ORDERED, by the Lords Spiritual and Temporal in Parliament assembled, That the Address of both Houses presented to His Majesty this Day, and His Majesty's most Gracious Answer thereunto, be forthwith printed and published.
Ministers in the Dioceses of Winton & Norwich, to pray for the King and Queen.
The House being informed, "That some few Ministers within the Diocese of Winchester and Norwich have neglected, contrary to the Order of the King and Council, to pray for King William and Queen Mary:"
It is ORDERED, by the Lords Spiritual and Temporal in Parliament assembled, That the Lord Bishop of Winton, and the Lord Bishop of Norwich, do give Directions to the Ministers within their respective Dioceses, that they do pray for King William and Queen Mary, according to the said Order of Council.
Bill to reverse L. Russell's Attainder.
Lords Committees appointed to consider of a Bill, intituled, "An Act for annulling and making void the Attainder of William Russell Esquire, commonly called Lord Russell;" whose Lordships, having considered thereof, and heard such Persons concerning the same as they shall think fit, are afterwards to make Report unto the House.
|Sir Rob't Atkins,||Assistants.|
Roper versus Roper.
Upon reading the Petition of Edward Roper, complaining of a Decree made by the late Lord Chancellor Jefferies, the 24th Day of February, in the Fourth Year of the Reign of His late Majesty King James the Second, to which Appeal Ann Roper is Defendant; and praying the Reversal of the said Decree:
It is ORDERED, by the Lords Spiritual and Temporal in Parliament assembled, That the said Ann Roper may have a Copy of the said Petition; and be, and is hereby, required to put in an Answer thereunto in Writing, on Tuesday the 19th Day of March Instant, at Ten of the Clock in the Forenoon; whereof the said Edward Roper is to cause Notice to be given to the said Ann Roper for that Purpose; and that leaving a Copy of this Order with her Attorney, or Clerk in Chancery, shall be a sufficient Notice for that Purpose.

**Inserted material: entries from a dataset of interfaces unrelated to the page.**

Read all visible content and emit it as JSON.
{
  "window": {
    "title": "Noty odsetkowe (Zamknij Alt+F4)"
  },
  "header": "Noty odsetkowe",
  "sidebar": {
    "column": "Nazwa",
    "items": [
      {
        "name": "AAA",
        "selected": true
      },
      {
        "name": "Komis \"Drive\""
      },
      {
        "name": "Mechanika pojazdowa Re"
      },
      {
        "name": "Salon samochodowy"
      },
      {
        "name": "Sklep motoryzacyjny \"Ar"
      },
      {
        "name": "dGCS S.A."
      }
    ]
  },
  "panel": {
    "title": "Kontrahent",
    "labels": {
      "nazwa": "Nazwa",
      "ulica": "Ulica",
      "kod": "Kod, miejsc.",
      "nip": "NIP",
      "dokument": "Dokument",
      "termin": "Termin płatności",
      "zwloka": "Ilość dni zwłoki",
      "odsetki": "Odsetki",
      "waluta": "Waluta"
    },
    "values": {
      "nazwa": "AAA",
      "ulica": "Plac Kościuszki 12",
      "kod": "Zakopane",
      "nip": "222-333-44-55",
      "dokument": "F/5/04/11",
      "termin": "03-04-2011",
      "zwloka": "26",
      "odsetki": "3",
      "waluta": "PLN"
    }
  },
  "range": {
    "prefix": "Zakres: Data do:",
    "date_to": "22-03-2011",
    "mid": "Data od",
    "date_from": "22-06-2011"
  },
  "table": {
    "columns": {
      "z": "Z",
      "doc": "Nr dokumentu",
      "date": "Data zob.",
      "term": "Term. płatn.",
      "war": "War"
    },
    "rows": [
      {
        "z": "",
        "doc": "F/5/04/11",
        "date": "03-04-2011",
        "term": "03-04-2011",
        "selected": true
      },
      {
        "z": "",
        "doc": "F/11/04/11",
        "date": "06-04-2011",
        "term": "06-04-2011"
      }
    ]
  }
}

L. Grey of W. Privilege: Downing committed, and fined.
Whereas William Downing was this Day brought to the Bar, for printing a Paper, reflecting upon the Right Honourable the Lord Grey of Wark, a Peer of this Realm; and also confessed, that he formerly printed another scandalous Paper, reflecting on several Peers of this House:
It is ORDERED and Adjudged, by the Lords Spiritual and Temporal in Parliament assembled, That the said William Downing be, and is hereby, committed to the Prison of The Gatehouse until further Order of this House: And it is further ORDERED and Adjudged, That the said William Downing do pay a Fine of One Hundred Pounds to the King's Majesty, for the said Offence; and this shall be a sufficient Warrant on that Behalf.
Marq. de Halyfax, Orator Procerum pro Tempore, declaravit præsens Parliamentum continuandum esse usque in diem Sabbati, videlicet, nonum diem instantis Martii, hora decima Aurora, Dominis sic decernentibus.